The steroidogenic acute regulatory (StAR) protein promotes intramitochondrial delivery of cholesterol to the cholesterol side-chain cleavage system, which catalyzes the first enzymatic step in all steroid synthesis. Intriguingly, substrate cholesterol derived from lipoprotein can upregulate, StAR gene expression. Moreover, substrate oxysterols have been suggested to also play a role. To investigate whether oxysterols can regulate StAR expression, two steroidogenic cell lines, mouse Y1 adrenocortical and MA-10 Leydig tumor cells, were treated with various oxysterols and steroids, including 25-hydroxycholesterol (25 OHC), 22(R)OHC and 20αOHC. The majority of these compounds rapidly increased StAR protein levels within as little as 1 h. The most potent oxysterols were 20αOHC for Y1 and 25 OHC for MA-10 cells. After 8 h, StAR mRNA abundance also increased whereas there were no detected changes in promoter activity. Thus, in contrast to lipoprotein, oxysterols acutely increase StAR protein levels independently of mRNA abundance, and later increase mRNA levels independently of new gene transcription. Therefore, we propose that oxysterols modulate steroidogenesis at two levels. First, oxysterols may be important in post-transcriptional regulation of StAR activity and production of steroids for paracrine action.

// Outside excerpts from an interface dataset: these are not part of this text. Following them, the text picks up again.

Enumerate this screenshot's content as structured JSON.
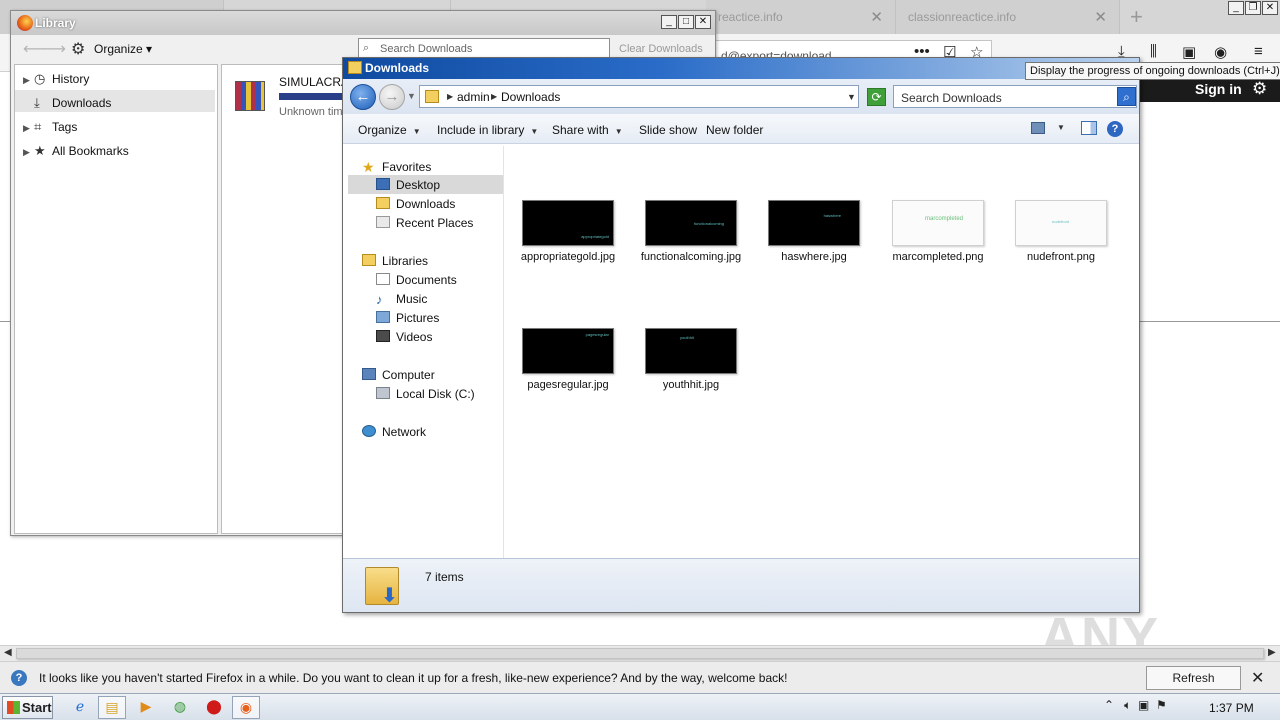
{
  "firefox": {
    "tabs": [
      {
        "label": "reactice.info"
      },
      {
        "label": "classionreactice.info"
      }
    ],
    "url_text": "d@export=download",
    "sign_in": "Sign in"
  },
  "library": {
    "title": "Library",
    "organize": "Organize",
    "search_placeholder": "Search Downloads",
    "clear": "Clear Downloads",
    "tree": [
      {
        "label": "History"
      },
      {
        "label": "Downloads"
      },
      {
        "label": "Tags"
      },
      {
        "label": "All Bookmarks"
      }
    ],
    "download": {
      "name": "SIMULACRA.r",
      "status": "Unknown time"
    }
  },
  "explorer": {
    "title": "Downloads",
    "breadcrumb": [
      "admin",
      "Downloads"
    ],
    "search_placeholder": "Search Downloads",
    "commands": [
      "Organize",
      "Include in library",
      "Share with",
      "Slide show",
      "New folder"
    ],
    "nav": {
      "favorites_header": "Favorites",
      "favorites": [
        "Desktop",
        "Downloads",
        "Recent Places"
      ],
      "libraries_header": "Libraries",
      "libraries": [
        "Documents",
        "Music",
        "Pictures",
        "Videos"
      ],
      "computer_header": "Computer",
      "computer": [
        "Local Disk (C:)"
      ],
      "network": "Network"
    },
    "files": [
      {
        "name": "appropriategold.jpg",
        "thumb_text": "appropriategold"
      },
      {
        "name": "functionalcoming.jpg",
        "thumb_text": "functionalcoming"
      },
      {
        "name": "haswhere.jpg",
        "thumb_text": "haswhere"
      },
      {
        "name": "marcompleted.png",
        "thumb_text": "marcompleted"
      },
      {
        "name": "nudefront.png",
        "thumb_text": "nudefront"
      },
      {
        "name": "pagesregular.jpg",
        "thumb_text": "pagesregular"
      },
      {
        "name": "youthhit.jpg",
        "thumb_text": "youthhit"
      }
    ],
    "status": "7 items"
  },
  "tooltip": "Display the progress of ongoing downloads (Ctrl+J)",
  "notification": {
    "text": "It looks like you haven't started Firefox in a while. Do you want to clean it up for a fresh, like-new experience? And by the way, welcome back!",
    "button": "Refresh Firefox…"
  },
  "taskbar": {
    "start": "Start",
    "clock": "1:37 PM"
  },
  "watermark": "ANY RUN"
}
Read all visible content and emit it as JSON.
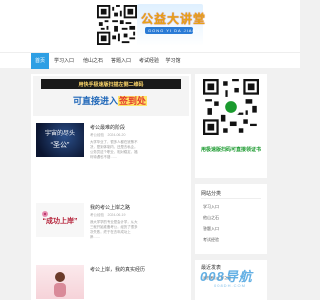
{
  "header": {
    "site_title": "公益大讲堂",
    "site_subtitle": "GONG YI DA JIANG TANG"
  },
  "nav": {
    "items": [
      {
        "label": "首页",
        "active": true
      },
      {
        "label": "学习入口",
        "active": false
      },
      {
        "label": "他山之石",
        "active": false
      },
      {
        "label": "答题入口",
        "active": false
      },
      {
        "label": "考试经验",
        "active": false
      },
      {
        "label": "学习馆",
        "active": false
      }
    ]
  },
  "banner": {
    "top_text": "用快手极速版扫描左侧二维码",
    "main_text": "可直接进入",
    "highlight_text": "签到处"
  },
  "articles": [
    {
      "thumb_text": "“圣公”",
      "thumb_top": "宇宙的尽头",
      "title": "考公最难的阶段",
      "meta": "考公经验　2024-06-20",
      "body": "大学毕业了，很多人都在犹豫不决，是到体制内，还是去私企。公务员这个职业，相对稳定，福利待遇也不错……"
    },
    {
      "thumb_text": "“成功上岸”",
      "thumb_top": "",
      "title": "我的考公上岸之路",
      "meta": "考公经验　2024-06-19",
      "body": "我大学学的专业是会计学，从大三就开始准备考公，经历了很多次失败，终于在去年成功上岸……"
    },
    {
      "thumb_text": "",
      "thumb_top": "",
      "title": "考公上岸，我的真实经历",
      "meta": "",
      "body": ""
    }
  ],
  "side": {
    "qr_caption": "用极速版扫码可直接领证书",
    "category_title": "网站分类",
    "categories": [
      "学习入口",
      "他山之石",
      "答题入口",
      "考试经验"
    ],
    "recent_title": "最近发表",
    "recent_item": "我的考公上岸之路"
  },
  "watermark": {
    "text": "008导航",
    "sub": "008DH.COM"
  },
  "colors": {
    "accent": "#2e9fe4",
    "qr_caption": "#1a9a2e",
    "banner_blue": "#1e66b8",
    "banner_red": "#e23b2f"
  }
}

Secondly, through direct conversion to steroid, oxysterols may account in part for StAR-independent steroid production in the body.
ASJC Scopus subject areas
- Molecular Biology